That introduction may be a bit lacking, but what they're going for with the design is clear.
Sander Vandenbrouke has managed to make a 19-minute biking documentary that has nothing to do with the issues you might expect in a politically-motivated film about cycling. There are no mentions of climate change, or the cost of petrol, or fitness in The Brussels Express. Instead, he concentrates on the issue of traffic in, what he calls, Europe's most congested city. He looks at urban gridlock through the eyes of a bike messenger who slices through slow-moving cars, and ends up making a smart argument for reducing congestion.
Chris Horner took control of the 2011 ATOC on Stage 4. Photo: Richard Masoner/Cyclelicious/Flickr
The seventh edition of the Amgen Tour of California started yesterday in Santa Rosa with a thrilling stage that saw the remnants of the day's breakaway caught just seven kilometers from the finish line and a final sprint won by 22-year-old phenom Peter Sagan. And while the young Slovak siezed the leader's jersey, the race has me thinking more about the breadth and success of today's American cycling scene.
Since it's debut in 2006, the Amgen Tour of California (ATOC) has become the biggest stage race in the United States and continues to attract an increasingly impressive roster of international talent. Half of the 16 teams that lined up this year are UCI Pro Tour teams, including three of the world's currently top four ranked cyclists: Tom Boonen (1), Vincenzo Nibali (2), and Sagan (4). And California is just one of three international-caliber stage races in the U.S. these days, with the USA Pro Cycling Challenge and the Tour of Utah, both in August, also luring lots of the biggest pros from Europe. Never in the history of American cycling has there been so many high-caliber races held on these shores in a single season.
The Potomac River Photo: MV Jantzen/American Rivers
River conservancy American Rivers just released its 27th annual America’s Most Endangered Rivers report, naming the Potomac the most threatened river. This waterway earned the top spot not so much due to pollution levels (it’s much cleaner today than in decades past) but due to its proximity to Congress, which American Rivers says is failing to safeguard waterways across the country.
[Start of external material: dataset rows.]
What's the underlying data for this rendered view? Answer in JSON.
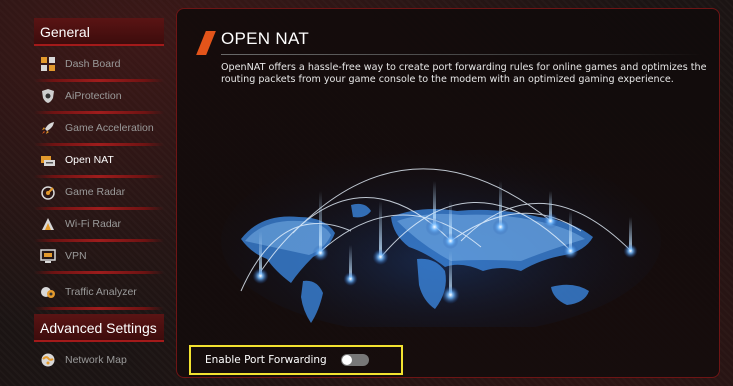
{
  "sidebar": {
    "general_header": "General",
    "advanced_header": "Advanced Settings",
    "items": [
      {
        "label": "Dash Board",
        "icon": "dashboard-icon"
      },
      {
        "label": "AiProtection",
        "icon": "shield-icon"
      },
      {
        "label": "Game Acceleration",
        "icon": "rocket-icon"
      },
      {
        "label": "Open NAT",
        "icon": "open-nat-icon",
        "active": true
      },
      {
        "label": "Game Radar",
        "icon": "radar-icon"
      },
      {
        "label": "Wi-Fi Radar",
        "icon": "wifi-radar-icon"
      },
      {
        "label": "VPN",
        "icon": "vpn-icon"
      },
      {
        "label": "Traffic Analyzer",
        "icon": "traffic-analyzer-icon"
      }
    ],
    "advanced_items": [
      {
        "label": "Network Map",
        "icon": "network-map-icon"
      }
    ]
  },
  "main": {
    "title": "OPEN NAT",
    "description": "OpenNAT offers a hassle-free way to create port forwarding rules for online games and optimizes the routing packets from your game console to the modem with an optimized gaming experience.",
    "port_forwarding": {
      "label": "Enable Port Forwarding",
      "enabled": false
    }
  },
  "colors": {
    "accent_red": "#a31a1a",
    "title_slash": "#e3541a",
    "highlight_box": "#f2e230"
  }
}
“There are a number of bills in play that would weaken the Clean Water Act,” says Amy Kober, American Rivers’ senior communications director, “which is ironic, because the Act turns 40 this year.”
Other rivers on the list highlight concerns over hydraulic fracturing (fracking) for natural gas, as well as hydropower development. “Fracking is still a big problem, and that has been a theme on the list for a couple years running,” says Kober. Fracking produces wastewater that contains toxic chemicals, and fracking activities have polluted waterways in some areas.
While it might seem like hydropower is becoming less of an environmental concern in the U.S.—with the removal of major, outdated hydro projects across the West—the group is watching and fighting a number of newly proposed dams on American rivers.
In October 2009 freeskier Angeli VanLaanen was diagnosed with Lyme disease, 14 years after she first contracted the illness. As a result of the late diagnosis, the 26-year-old former X-Games competitior has had a number of health issues. Now, she's working to make a documentary called LymeLight to help raise awareness about the disease, in hopes that others can spot it sooner.